Foreign companies must also learn to become familiar with the speed and instantaneity of the Chinese market. In the world of Chinese companies, people are already switching to cutting-edge technology without having mastered "old" technology. Because of this speed, the success or failure of a company established in China depends on the responsiveness of decision-making.


On the Chinese side, what efforts have been made by political leaders and economic actors to boost the country's attractiveness?

I have already talked about the Communist Party's plans. But the link between government and business goes even further: it is important to know that state-owned companies now account for more than 50% of China's GDP. About 20 years ago, this percentage was 70%. This decline is due to the gradual rise in private companies, and their large capitalization. After the 19th Congress of the Communist Party, a new law decided to privatize 15% of the capital of state companies, but also to open up the possibility for the State to acquire shares in private companies, in order to have a gateway to the private sector.

The Chinese government's strategy is thus to accompany the country's companies in transforming them into global champions, so that each Chinese company is one of the three world leaders in its sector, and it works!
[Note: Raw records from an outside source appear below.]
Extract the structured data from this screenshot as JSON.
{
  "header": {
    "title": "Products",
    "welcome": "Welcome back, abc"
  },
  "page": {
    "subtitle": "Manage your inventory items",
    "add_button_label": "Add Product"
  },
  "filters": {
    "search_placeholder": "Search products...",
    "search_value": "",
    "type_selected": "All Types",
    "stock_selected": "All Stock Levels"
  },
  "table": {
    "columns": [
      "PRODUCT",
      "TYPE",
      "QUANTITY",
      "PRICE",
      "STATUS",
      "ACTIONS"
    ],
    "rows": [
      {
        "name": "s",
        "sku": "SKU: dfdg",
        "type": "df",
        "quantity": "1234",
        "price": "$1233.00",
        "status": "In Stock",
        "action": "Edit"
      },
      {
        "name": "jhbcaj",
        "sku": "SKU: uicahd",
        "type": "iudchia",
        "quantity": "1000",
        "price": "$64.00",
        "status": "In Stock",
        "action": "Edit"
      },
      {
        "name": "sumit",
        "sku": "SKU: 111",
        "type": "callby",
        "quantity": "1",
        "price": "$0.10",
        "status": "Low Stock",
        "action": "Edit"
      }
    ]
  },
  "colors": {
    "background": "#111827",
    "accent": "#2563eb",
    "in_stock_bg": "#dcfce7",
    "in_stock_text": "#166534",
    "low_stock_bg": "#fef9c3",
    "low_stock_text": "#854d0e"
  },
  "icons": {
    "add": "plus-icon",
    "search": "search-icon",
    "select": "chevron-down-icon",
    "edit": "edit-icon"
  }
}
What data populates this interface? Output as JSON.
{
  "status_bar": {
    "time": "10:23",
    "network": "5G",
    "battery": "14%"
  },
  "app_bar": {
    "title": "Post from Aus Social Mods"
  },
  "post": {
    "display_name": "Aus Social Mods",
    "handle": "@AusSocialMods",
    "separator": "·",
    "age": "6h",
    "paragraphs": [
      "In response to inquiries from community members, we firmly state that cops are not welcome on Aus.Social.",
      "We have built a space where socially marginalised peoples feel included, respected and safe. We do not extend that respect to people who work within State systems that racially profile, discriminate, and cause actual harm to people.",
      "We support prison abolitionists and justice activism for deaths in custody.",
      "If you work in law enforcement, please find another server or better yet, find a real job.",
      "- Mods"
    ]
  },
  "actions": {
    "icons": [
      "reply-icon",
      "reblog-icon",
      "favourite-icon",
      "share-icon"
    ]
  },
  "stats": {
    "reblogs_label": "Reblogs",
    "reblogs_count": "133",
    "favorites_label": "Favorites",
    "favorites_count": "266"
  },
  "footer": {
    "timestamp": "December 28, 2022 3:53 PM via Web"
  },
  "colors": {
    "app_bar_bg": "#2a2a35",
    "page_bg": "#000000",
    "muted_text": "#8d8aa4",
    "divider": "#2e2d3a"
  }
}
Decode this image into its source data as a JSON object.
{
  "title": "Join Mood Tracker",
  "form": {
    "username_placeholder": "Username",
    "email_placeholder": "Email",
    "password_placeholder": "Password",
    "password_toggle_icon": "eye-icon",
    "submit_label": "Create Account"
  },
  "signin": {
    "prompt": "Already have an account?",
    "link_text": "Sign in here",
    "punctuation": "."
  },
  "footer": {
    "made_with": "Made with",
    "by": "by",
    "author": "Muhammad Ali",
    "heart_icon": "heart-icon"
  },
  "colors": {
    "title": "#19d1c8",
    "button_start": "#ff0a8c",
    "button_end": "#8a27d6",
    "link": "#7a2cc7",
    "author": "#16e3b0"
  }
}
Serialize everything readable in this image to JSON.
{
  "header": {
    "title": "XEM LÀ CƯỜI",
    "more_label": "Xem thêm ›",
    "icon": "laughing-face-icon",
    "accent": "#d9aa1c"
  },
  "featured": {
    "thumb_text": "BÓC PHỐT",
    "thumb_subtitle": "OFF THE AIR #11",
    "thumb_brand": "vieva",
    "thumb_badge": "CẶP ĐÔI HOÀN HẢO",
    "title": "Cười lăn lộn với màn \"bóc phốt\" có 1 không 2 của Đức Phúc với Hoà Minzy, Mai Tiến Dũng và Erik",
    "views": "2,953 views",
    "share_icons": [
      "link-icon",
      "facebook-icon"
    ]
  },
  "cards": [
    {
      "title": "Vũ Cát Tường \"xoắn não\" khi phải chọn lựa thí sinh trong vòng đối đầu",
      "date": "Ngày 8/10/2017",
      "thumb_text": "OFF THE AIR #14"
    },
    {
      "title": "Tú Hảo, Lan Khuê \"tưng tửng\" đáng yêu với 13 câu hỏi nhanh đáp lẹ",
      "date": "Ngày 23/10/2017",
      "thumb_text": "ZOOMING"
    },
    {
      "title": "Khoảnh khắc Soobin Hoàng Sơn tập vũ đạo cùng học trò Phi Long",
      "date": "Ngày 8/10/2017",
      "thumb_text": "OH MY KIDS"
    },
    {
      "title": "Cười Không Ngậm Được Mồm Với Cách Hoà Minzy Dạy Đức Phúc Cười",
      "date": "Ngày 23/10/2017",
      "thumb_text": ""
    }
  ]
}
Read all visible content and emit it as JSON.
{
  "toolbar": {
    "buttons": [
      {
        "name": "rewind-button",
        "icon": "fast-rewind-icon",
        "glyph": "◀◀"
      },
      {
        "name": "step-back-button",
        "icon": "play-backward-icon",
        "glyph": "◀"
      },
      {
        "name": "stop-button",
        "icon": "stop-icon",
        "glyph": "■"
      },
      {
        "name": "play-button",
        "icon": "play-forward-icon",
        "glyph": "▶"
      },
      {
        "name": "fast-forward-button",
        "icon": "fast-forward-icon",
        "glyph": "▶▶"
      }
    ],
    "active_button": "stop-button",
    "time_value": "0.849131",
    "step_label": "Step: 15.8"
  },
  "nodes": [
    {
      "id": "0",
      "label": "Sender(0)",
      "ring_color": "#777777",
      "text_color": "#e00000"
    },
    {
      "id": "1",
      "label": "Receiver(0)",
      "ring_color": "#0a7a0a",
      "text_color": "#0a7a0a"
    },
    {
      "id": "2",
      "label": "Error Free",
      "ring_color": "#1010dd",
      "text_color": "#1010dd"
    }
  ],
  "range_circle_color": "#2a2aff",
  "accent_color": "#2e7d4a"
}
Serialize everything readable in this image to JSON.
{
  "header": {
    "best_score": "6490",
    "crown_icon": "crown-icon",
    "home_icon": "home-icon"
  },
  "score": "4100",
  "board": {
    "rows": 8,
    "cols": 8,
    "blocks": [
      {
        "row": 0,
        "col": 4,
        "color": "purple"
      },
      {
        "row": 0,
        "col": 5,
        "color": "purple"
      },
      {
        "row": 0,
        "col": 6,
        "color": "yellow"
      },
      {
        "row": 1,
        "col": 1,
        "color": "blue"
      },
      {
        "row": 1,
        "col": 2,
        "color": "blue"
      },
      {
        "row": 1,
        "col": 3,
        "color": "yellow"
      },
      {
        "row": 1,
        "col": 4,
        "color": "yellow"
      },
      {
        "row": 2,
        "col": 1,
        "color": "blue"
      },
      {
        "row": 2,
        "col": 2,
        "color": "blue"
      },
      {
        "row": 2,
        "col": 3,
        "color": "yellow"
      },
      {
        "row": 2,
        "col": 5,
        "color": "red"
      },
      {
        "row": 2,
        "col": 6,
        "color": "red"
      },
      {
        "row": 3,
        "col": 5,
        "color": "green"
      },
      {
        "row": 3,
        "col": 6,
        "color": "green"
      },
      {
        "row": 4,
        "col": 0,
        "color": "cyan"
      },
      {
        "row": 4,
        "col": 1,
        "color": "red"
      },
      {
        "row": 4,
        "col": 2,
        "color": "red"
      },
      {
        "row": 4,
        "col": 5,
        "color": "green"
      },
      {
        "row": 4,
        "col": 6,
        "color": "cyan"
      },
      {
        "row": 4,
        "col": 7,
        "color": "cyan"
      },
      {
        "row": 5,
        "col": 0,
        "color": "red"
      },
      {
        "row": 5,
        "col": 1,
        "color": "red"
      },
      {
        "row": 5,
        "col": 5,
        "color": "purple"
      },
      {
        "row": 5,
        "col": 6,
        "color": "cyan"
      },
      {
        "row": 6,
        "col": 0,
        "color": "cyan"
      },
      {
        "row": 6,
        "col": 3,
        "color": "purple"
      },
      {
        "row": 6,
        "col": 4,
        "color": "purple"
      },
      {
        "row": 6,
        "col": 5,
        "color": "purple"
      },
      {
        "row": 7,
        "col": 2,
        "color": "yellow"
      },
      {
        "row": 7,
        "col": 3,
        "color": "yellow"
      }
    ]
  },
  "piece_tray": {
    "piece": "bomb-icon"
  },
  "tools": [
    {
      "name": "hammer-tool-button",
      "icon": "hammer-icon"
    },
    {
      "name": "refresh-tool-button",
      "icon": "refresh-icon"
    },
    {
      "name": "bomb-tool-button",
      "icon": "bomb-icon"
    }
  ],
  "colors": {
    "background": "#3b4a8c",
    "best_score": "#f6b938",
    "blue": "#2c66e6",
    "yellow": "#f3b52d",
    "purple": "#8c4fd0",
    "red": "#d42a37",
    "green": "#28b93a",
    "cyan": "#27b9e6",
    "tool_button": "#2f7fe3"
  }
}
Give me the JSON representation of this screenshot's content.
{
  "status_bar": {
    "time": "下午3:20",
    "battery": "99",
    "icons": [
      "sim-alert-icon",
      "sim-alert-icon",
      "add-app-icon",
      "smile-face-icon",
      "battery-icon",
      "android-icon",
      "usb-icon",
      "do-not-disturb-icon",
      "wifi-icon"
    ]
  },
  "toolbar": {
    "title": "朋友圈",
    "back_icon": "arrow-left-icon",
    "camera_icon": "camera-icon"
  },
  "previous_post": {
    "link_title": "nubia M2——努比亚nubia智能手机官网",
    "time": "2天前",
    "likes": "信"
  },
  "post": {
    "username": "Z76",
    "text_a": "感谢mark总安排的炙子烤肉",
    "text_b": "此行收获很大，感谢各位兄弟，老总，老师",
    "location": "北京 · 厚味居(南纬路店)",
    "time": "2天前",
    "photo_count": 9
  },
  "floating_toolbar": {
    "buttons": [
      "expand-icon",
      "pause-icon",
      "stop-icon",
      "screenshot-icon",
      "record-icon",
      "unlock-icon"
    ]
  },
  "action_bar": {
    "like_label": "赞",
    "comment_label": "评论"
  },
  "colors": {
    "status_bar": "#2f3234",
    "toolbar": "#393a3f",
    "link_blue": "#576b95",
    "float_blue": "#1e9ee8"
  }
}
Within ten years, I think there will be a Chinese company in the three global giants in all sectors. This is already the case in the household appliances industry (Haier) or e-business (Ali Baba). In the Fortune 500 ranking, 110 Chinese companies were ranked among the top 500 companies, compared to 10 years ago when there were none.

But this economic boom is not only the result of public action, it is a multifactorial phenomenon: in China, companies agree to invest between 10 and 12% of their turnover in research and development, compared to barely 5% for European companies. The technological revolution and the emergence of the Chinese middle class are also among the many factors that explain this boom.

What is Mazars' strategy in China?

Mazars has just concluded very important alliances with two Chinese companies, which allow us to have more than 3500 staff and to cover 28 cities in the country. This new milestone reinforces our strategy of establishing a presence in a high-potential country such as China, as well as our ability to "be Chinese" and work with state-owned companies. Mazars is one of the few audit and consulting firms in the world to have china desks (liaison and coordination offices for Chinese companies wishing to set up abroad) in nearly 30 countries. We are strengthening our investments to better support Chinese companies abroad. I think we are going in the right direction.